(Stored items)
---+---

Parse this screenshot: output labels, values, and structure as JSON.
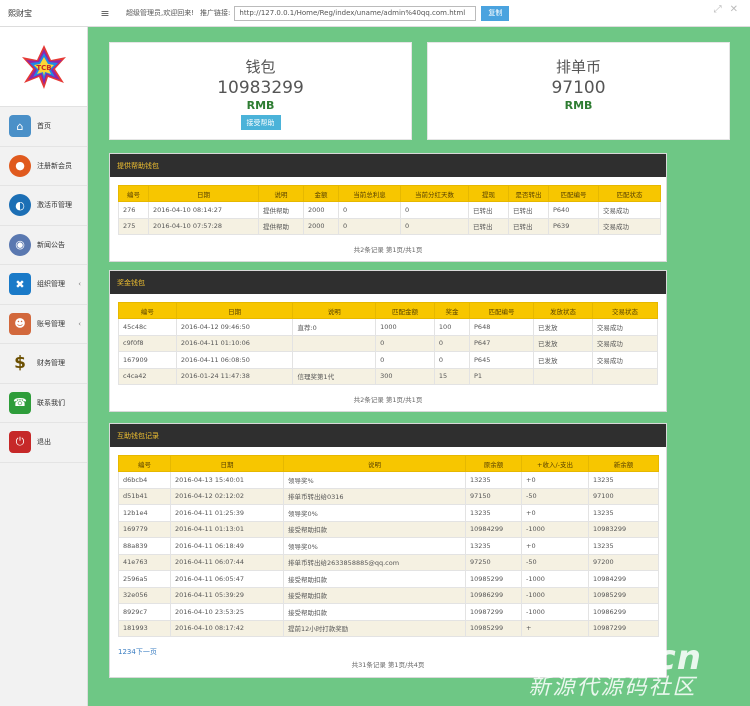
{
  "topbar": {
    "logo": "熙财宝",
    "menu_icon": "hamburger-icon",
    "welcome": "超级管理员,欢迎回来!",
    "promo_label": "推广链接:",
    "promo_url": "http://127.0.0.1/Home/Reg/index/uname/admin%40qq.com.html",
    "copy_label": "复制"
  },
  "sidebar": {
    "brand_text": "TCB",
    "items": [
      {
        "label": "首页",
        "icon": "home-icon"
      },
      {
        "label": "注册新会员",
        "icon": "user-add-icon"
      },
      {
        "label": "激活币管理",
        "icon": "globe-icon"
      },
      {
        "label": "新闻公告",
        "icon": "news-icon"
      },
      {
        "label": "组织管理",
        "icon": "organization-icon"
      },
      {
        "label": "账号管理",
        "icon": "users-icon"
      },
      {
        "label": "财务管理",
        "icon": "dollar-icon"
      },
      {
        "label": "联系我们",
        "icon": "contact-icon"
      },
      {
        "label": "退出",
        "icon": "power-icon"
      }
    ]
  },
  "wallet": {
    "title": "钱包",
    "value": "10983299",
    "unit": "RMB",
    "button": "接受帮助"
  },
  "coin": {
    "title": "排单币",
    "value": "97100",
    "unit": "RMB"
  },
  "provide": {
    "title": "提供帮助钱包",
    "headers": [
      "编号",
      "日期",
      "说明",
      "金额",
      "当前总利息",
      "当前分红天数",
      "提现",
      "是否转出",
      "匹配编号",
      "匹配状态"
    ],
    "rows": [
      [
        "276",
        "2016-04-10 08:14:27",
        "提供帮助",
        "2000",
        "0",
        "0",
        "已转出",
        "已转出",
        "P640",
        "交易成功"
      ],
      [
        "275",
        "2016-04-10 07:57:28",
        "提供帮助",
        "2000",
        "0",
        "0",
        "已转出",
        "已转出",
        "P639",
        "交易成功"
      ]
    ],
    "pager": "共2条记录 第1页/共1页"
  },
  "bonus": {
    "title": "奖金钱包",
    "headers": [
      "编号",
      "日期",
      "说明",
      "匹配金额",
      "奖金",
      "匹配编号",
      "发放状态",
      "交易状态"
    ],
    "rows": [
      [
        "45c48c",
        "2016-04-12 09:46:50",
        "直荐:0",
        "1000",
        "100",
        "P648",
        "已发放",
        "交易成功"
      ],
      [
        "c9f0f8",
        "2016-04-11 01:10:06",
        "",
        "0",
        "0",
        "P647",
        "已发放",
        "交易成功"
      ],
      [
        "167909",
        "2016-04-11 06:08:50",
        "",
        "0",
        "0",
        "P645",
        "已发放",
        "交易成功"
      ],
      [
        "c4ca42",
        "2016-01-24 11:47:38",
        "信理奖第1代",
        "300",
        "15",
        "P1",
        "",
        ""
      ]
    ],
    "pager": "共2条记录 第1页/共1页"
  },
  "mutual": {
    "title": "互助钱包记录",
    "headers": [
      "编号",
      "日期",
      "说明",
      "原余额",
      "+收入/-支出",
      "新余额"
    ],
    "rows": [
      [
        "d6bcb4",
        "2016-04-13 15:40:01",
        "领导奖%",
        "13235",
        "+0",
        "13235"
      ],
      [
        "d51b41",
        "2016-04-12 02:12:02",
        "排单币转出给0316",
        "97150",
        "-50",
        "97100"
      ],
      [
        "12b1e4",
        "2016-04-11 01:25:39",
        "领导奖0%",
        "13235",
        "+0",
        "13235"
      ],
      [
        "169779",
        "2016-04-11 01:13:01",
        "接受帮助扣款",
        "10984299",
        "-1000",
        "10983299"
      ],
      [
        "88a839",
        "2016-04-11 06:18:49",
        "领导奖0%",
        "13235",
        "+0",
        "13235"
      ],
      [
        "41e763",
        "2016-04-11 06:07:44",
        "排单币转出给2633858885@qq.com",
        "97250",
        "-50",
        "97200"
      ],
      [
        "2596a5",
        "2016-04-11 06:05:47",
        "接受帮助扣款",
        "10985299",
        "-1000",
        "10984299"
      ],
      [
        "32e056",
        "2016-04-11 05:39:29",
        "接受帮助扣款",
        "10986299",
        "-1000",
        "10985299"
      ],
      [
        "8929c7",
        "2016-04-10 23:53:25",
        "接受帮助扣款",
        "10987299",
        "-1000",
        "10986299"
      ],
      [
        "181993",
        "2016-04-10 08:17:42",
        "提前12小时打款奖励",
        "10985299",
        "+",
        "10987299"
      ]
    ],
    "pager_links": "1234下一页",
    "pager": "共31条记录 第1页/共4页"
  },
  "watermark": {
    "main": "XYDai.cn",
    "sub": "新源代源码社区"
  }
}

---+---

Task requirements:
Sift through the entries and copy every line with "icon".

Response:
    "menu_icon": "hamburger-icon",
        "icon": "home-icon"
        "icon": "user-add-icon"
        "icon": "globe-icon"
        "icon": "news-icon"
        "icon": "organization-icon"
        "icon": "users-icon"
        "icon": "dollar-icon"
        "icon": "contact-icon"
        "icon": "power-icon"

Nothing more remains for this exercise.